# What this task involves:
Even where a line looks wrong, copy it exactly and include every entry.

Input: Begin

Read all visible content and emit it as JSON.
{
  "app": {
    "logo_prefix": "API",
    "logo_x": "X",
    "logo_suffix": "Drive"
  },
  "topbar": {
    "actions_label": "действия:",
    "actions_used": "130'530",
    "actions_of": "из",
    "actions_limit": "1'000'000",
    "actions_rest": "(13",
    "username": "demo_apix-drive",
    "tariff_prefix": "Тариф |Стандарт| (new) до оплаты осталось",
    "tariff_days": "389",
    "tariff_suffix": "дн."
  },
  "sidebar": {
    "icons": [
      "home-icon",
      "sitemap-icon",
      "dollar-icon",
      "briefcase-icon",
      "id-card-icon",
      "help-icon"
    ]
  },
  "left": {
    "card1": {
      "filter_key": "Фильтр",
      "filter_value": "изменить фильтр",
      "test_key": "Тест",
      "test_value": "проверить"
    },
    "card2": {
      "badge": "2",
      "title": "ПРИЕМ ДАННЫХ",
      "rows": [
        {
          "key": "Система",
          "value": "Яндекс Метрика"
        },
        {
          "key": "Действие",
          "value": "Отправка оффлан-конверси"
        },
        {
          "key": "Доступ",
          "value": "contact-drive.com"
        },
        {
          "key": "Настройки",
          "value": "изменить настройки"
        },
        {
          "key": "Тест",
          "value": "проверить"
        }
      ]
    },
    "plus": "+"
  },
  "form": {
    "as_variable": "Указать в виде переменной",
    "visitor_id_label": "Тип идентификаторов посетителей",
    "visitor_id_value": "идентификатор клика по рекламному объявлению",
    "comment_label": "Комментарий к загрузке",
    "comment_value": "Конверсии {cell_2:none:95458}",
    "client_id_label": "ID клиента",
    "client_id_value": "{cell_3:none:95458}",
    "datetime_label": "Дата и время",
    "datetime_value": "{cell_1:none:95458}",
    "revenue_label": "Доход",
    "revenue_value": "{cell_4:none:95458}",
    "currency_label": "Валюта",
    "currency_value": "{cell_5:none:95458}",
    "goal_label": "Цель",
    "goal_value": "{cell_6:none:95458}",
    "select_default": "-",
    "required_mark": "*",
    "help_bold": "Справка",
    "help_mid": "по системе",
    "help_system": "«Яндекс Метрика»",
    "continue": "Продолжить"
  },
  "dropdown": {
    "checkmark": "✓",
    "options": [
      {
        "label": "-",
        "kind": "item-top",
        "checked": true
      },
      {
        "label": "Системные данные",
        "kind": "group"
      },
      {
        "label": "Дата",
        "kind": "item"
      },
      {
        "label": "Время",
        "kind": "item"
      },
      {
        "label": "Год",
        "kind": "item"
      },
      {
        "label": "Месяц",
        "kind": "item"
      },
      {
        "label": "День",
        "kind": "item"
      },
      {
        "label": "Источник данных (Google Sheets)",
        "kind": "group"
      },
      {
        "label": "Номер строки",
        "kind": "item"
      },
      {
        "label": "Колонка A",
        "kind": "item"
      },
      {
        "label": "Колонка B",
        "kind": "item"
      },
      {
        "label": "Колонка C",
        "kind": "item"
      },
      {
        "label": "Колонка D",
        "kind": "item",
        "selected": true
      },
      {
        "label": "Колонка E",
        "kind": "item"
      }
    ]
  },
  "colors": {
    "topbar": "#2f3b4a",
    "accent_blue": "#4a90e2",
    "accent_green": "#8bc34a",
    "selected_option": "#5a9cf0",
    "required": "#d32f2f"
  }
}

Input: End

# Answer section:
Read all visible content and emit it as JSON.
{
  "app": {
    "logo_prefix": "API",
    "logo_x": "X",
    "logo_suffix": "Drive"
  },
  "topbar": {
    "actions_label": "действия:",
    "actions_used": "130'530",
    "actions_of": "из",
    "actions_limit": "1'000'000",
    "actions_rest": "(13",
    "username": "demo_apix-drive",
    "tariff_prefix": "Тариф |Стандарт| (new) до оплаты осталось",
    "tariff_days": "389",
    "tariff_suffix": "дн."
  },
  "sidebar": {
    "icons": [
      "home-icon",
      "sitemap-icon",
      "dollar-icon",
      "briefcase-icon",
      "id-card-icon",
      "help-icon"
    ]
  },
  "left": {
    "card1": {
      "filter_key": "Фильтр",
      "filter_value": "изменить фильтр",
      "test_key": "Тест",
      "test_value": "проверить"
    },
    "card2": {
      "badge": "2",
      "title": "ПРИЕМ ДАННЫХ",
      "rows": [
        {
          "key": "Система",
          "value": "Яндекс Метрика"
        },
        {
          "key": "Действие",
          "value": "Отправка оффлан-конверси"
        },
        {
          "key": "Доступ",
          "value": "contact-drive.com"
        },
        {
          "key": "Настройки",
          "value": "изменить настройки"
        },
        {
          "key": "Тест",
          "value": "проверить"
        }
      ]
    },
    "plus": "+"
  },
  "form": {
    "as_variable": "Указать в виде переменной",
    "visitor_id_label": "Тип идентификаторов посетителей",
    "visitor_id_value": "идентификатор клика по рекламному объявлению",
    "comment_label": "Комментарий к загрузке",
    "comment_value": "Конверсии {cell_2:none:95458}",
    "client_id_label": "ID клиента",
    "client_id_value": "{cell_3:none:95458}",
    "datetime_label": "Дата и время",
    "datetime_value": "{cell_1:none:95458}",
    "revenue_label": "Доход",
    "revenue_value": "{cell_4:none:95458}",
    "currency_label": "Валюта",
    "currency_value": "{cell_5:none:95458}",
    "goal_label": "Цель",
    "goal_value": "{cell_6:none:95458}",
    "select_default": "-",
    "required_mark": "*",
    "help_bold": "Справка",
    "help_mid": "по системе",
    "help_system": "«Яндекс Метрика»",
    "continue": "Продолжить"
  },
  "dropdown": {
    "checkmark": "✓",
    "options": [
      {
        "label": "-",
        "kind": "item-top",
        "checked": true
      },
      {
        "label": "Системные данные",
        "kind": "group"
      },
      {
        "label": "Дата",
        "kind": "item"
      },
      {
        "label": "Время",
        "kind": "item"
      },
      {
        "label": "Год",
        "kind": "item"
      },
      {
        "label": "Месяц",
        "kind": "item"
      },
      {
        "label": "День",
        "kind": "item"
      },
      {
        "label": "Источник данных (Google Sheets)",
        "kind": "group"
      },
      {
        "label": "Номер строки",
        "kind": "item"
      },
      {
        "label": "Колонка A",
        "kind": "item"
      },
      {
        "label": "Колонка B",
        "kind": "item"
      },
      {
        "label": "Колонка C",
        "kind": "item"
      },
      {
        "label": "Колонка D",
        "kind": "item",
        "selected": true
      },
      {
        "label": "Колонка E",
        "kind": "item"
      }
    ]
  },
  "colors": {
    "topbar": "#2f3b4a",
    "accent_blue": "#4a90e2",
    "accent_green": "#8bc34a",
    "selected_option": "#5a9cf0",
    "required": "#d32f2f"
  }
}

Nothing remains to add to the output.